for exploration (decrepitation)
It is well known that Au mineralization is frequently associated
with CO2 rich fluids. Such
fluids produce distinctive decrepitation graphs with significant
decrepitation at low temperatures, below 300 C, particularly
for epithermal type deposits, such as those in the Kalgoorlie
region of West Australia. This extensive decrepitation study aimed
to document the distribution of such CO2 rich fluid
systems and their relationship to gold mineralization..
Many of the samples in the study show evidence of CO2
rich fluids, particularly at the Mt Pleasant and Kalgoorlie
superpit areas. In fact samples from these two areas (and the
Victory mine at Kambalda) had the most intense low temperature
decrepitation of all the samples in my entire database of more
then 5000 samples.
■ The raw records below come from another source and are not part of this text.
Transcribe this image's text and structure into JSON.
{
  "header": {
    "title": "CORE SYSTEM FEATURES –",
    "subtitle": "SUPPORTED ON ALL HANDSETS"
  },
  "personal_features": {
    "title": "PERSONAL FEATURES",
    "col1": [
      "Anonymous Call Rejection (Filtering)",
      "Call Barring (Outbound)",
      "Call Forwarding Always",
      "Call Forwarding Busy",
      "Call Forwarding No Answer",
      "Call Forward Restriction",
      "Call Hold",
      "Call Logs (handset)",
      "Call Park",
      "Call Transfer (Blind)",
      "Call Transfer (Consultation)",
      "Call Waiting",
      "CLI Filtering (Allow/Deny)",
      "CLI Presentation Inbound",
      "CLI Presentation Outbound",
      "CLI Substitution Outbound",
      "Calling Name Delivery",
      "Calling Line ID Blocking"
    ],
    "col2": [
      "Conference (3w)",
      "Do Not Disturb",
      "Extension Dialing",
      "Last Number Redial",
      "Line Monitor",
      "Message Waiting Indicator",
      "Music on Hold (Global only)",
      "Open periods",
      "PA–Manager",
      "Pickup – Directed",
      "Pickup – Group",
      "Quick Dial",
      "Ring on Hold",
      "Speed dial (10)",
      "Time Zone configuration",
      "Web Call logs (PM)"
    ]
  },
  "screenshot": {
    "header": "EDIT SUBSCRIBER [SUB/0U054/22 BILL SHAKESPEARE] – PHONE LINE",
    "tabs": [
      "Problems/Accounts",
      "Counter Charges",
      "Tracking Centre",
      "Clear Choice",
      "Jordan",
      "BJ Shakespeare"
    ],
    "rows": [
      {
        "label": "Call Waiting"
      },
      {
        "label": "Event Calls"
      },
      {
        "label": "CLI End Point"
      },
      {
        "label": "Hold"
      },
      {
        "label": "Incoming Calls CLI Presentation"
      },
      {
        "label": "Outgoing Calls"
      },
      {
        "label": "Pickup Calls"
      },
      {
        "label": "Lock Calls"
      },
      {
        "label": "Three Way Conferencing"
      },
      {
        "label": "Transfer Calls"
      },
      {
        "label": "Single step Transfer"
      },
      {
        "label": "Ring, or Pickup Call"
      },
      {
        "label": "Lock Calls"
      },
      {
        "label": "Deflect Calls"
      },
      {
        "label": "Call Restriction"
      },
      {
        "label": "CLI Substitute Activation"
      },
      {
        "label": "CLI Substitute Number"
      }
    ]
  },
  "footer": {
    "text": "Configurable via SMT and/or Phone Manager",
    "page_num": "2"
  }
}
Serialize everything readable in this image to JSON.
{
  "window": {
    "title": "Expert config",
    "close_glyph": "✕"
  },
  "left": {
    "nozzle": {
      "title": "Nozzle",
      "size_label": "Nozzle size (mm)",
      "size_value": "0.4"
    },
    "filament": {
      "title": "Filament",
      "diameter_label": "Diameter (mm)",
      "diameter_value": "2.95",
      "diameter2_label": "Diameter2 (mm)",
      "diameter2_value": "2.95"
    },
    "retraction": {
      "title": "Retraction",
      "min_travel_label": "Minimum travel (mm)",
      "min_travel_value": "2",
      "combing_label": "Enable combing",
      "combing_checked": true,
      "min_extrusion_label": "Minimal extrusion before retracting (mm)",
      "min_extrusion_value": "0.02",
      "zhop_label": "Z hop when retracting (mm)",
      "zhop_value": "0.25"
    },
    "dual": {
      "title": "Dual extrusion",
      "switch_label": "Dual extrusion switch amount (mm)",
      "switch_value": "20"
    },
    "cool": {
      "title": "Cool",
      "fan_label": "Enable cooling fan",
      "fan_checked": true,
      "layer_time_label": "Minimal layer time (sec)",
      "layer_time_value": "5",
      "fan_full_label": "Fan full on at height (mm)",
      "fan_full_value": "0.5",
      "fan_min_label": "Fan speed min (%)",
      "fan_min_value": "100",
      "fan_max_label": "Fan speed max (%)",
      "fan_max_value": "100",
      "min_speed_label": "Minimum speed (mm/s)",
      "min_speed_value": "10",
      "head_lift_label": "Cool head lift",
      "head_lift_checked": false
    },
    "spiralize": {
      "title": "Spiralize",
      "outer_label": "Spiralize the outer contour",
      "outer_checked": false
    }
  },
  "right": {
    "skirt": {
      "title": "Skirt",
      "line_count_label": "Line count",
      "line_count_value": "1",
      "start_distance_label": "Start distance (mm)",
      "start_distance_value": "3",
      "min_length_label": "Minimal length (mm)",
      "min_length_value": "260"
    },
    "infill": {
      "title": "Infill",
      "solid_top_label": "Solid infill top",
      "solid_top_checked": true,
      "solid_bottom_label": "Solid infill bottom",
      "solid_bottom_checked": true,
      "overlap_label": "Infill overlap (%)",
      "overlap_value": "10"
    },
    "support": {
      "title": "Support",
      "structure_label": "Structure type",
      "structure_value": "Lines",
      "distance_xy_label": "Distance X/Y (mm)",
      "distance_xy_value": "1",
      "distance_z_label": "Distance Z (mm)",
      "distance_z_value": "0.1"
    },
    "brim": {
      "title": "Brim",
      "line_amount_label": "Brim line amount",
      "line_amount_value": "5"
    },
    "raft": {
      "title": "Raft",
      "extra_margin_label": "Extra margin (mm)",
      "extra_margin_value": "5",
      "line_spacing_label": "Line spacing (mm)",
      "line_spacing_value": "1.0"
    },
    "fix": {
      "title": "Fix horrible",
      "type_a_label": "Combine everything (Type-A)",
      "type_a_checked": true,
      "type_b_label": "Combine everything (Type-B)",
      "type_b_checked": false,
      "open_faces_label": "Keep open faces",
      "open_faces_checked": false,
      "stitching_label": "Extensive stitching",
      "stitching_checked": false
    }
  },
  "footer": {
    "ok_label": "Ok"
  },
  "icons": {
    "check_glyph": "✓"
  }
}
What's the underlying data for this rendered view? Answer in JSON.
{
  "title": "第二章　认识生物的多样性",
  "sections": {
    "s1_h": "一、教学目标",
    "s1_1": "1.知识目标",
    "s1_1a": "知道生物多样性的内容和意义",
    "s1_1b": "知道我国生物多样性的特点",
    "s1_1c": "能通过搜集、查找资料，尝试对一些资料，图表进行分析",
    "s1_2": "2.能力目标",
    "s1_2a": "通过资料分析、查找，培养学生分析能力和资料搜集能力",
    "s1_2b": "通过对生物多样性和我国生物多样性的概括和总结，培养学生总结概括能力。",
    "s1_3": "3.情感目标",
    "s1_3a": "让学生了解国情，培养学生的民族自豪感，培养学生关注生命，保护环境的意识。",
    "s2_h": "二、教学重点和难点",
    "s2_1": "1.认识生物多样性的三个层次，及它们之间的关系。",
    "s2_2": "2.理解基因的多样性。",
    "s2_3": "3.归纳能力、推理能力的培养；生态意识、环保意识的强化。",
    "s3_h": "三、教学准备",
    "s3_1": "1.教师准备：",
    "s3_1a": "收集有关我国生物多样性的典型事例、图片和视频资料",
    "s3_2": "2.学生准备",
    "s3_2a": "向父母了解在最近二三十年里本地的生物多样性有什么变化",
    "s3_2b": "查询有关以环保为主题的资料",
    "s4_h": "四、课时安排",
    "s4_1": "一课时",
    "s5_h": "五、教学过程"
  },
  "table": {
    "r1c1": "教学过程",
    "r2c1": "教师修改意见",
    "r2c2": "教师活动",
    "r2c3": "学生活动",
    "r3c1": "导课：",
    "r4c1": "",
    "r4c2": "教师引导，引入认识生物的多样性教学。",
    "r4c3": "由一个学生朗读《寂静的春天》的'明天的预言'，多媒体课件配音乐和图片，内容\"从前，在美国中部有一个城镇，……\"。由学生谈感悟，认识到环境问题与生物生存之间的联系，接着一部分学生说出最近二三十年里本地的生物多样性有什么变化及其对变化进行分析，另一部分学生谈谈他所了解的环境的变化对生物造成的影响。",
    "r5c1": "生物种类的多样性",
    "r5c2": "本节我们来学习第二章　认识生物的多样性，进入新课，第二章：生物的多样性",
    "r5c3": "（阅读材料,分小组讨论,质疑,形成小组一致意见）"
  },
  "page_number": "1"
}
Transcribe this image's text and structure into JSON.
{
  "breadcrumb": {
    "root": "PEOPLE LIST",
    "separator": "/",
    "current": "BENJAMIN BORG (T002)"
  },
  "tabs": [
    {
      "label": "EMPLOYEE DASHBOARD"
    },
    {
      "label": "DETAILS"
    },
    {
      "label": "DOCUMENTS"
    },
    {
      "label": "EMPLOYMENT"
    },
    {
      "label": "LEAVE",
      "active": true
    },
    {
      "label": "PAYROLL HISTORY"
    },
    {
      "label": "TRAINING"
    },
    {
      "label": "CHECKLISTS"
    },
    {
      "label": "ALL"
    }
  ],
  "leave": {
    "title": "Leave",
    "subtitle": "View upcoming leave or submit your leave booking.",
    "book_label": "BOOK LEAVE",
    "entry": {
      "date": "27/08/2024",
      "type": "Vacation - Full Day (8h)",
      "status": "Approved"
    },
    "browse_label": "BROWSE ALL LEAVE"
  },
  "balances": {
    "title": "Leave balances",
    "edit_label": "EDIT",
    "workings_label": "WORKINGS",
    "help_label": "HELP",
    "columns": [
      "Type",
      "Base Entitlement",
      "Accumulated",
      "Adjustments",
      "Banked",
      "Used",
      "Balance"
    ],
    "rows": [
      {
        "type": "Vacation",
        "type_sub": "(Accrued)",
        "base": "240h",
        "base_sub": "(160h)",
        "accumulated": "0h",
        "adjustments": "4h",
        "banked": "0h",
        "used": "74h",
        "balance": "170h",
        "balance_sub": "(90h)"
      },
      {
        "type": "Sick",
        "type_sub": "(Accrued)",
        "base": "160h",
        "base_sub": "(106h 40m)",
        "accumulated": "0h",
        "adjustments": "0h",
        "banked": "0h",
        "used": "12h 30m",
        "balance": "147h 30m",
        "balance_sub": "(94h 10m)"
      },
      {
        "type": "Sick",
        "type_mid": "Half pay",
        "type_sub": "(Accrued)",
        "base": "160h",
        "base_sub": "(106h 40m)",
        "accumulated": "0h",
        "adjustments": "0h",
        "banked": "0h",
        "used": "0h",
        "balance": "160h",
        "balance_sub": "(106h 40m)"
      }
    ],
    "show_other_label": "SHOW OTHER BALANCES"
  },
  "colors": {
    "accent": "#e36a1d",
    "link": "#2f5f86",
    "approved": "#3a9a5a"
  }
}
However there are also areas in which CO2
rich fluids are absence despite known mineralization, such as the
Bayley's mine at Coolgardie.
It is also notable that close groups of samples ( those with the
same sample number with alphabetic suffixes, collected within a
radius of a few metres maximum) can show great variation in
low-temperature decrepitation intensity and thus CO2
content. It is clear that quartz veins are quite inhomogeneous,
which is not apparent in hand specimen and can only be determined
by study of their fluid inclusion populations.
Although low-temperature decrepitation, indicating the presence
of CO2 rich fluids, can be used as a guide to
gold mineralization , each deposit and region needs to be assessed
individually to confirm the relationship and the degree of local
heterogeneity within the quartz veins.
Discussion of the Kalgoorlie and Coolgardie areas follows
Brief sample descriptions
of the Kalgoorlie area samples are here.
Brief sample descriptions
of the Coolgardie area samples are here.
Discussion of the Victory mine, near Kambalda
(point 3 on this map) is here
Discussion of the Southern Cross area is here
Discussion of the Londonderry pegmatite (non-gold)
In all cases same-numbered samples with alphabetic suffixes were
collected from the same location within a few metres and show the
local variability of the data.
Samples were collected from locations 1,2,3,4 & 5
(numbers inside black circles) on the following map of the
At Kanowna Belle low temperature decrepitation occurs in the ore
zone, but some 20m away (sample 1504) there is only weak
low-temperature decrepitation, perhaps reflecting distance from
The 3 pink shaded deposits were sampled in this study.
Sample 1505 has some of the most intense low temperature decrepitation ever observed. However this quartz was waste rock on the coreshed floor and it is uncertain if it was gold mineralized.
Sample 1508 of breccia contained feldspar which caused the high
counts above 600 C. Quartz does not decrepitate above the alpha
beta transition temperature of 573 C.
Samples from the Kalgoorlie superpit ore zone often show very intense low-temperature decrepitation due to CO2 rich fluid inclusions.
The 3 mines shaded pink were sampled in this study. The
Londonderry pegmatite was also sampled and is reported upon separately here.
Note the lack of low-temperature decrepitation on these
unmineralized quartz samples.
Only a few of the samples from Bayley's mine show low-temperature
decrepitation. Such decrepitation cannot be assumed to be
necessary for gold mineralization on a regional scale.
Samples from the King's Cross mine show no low temperature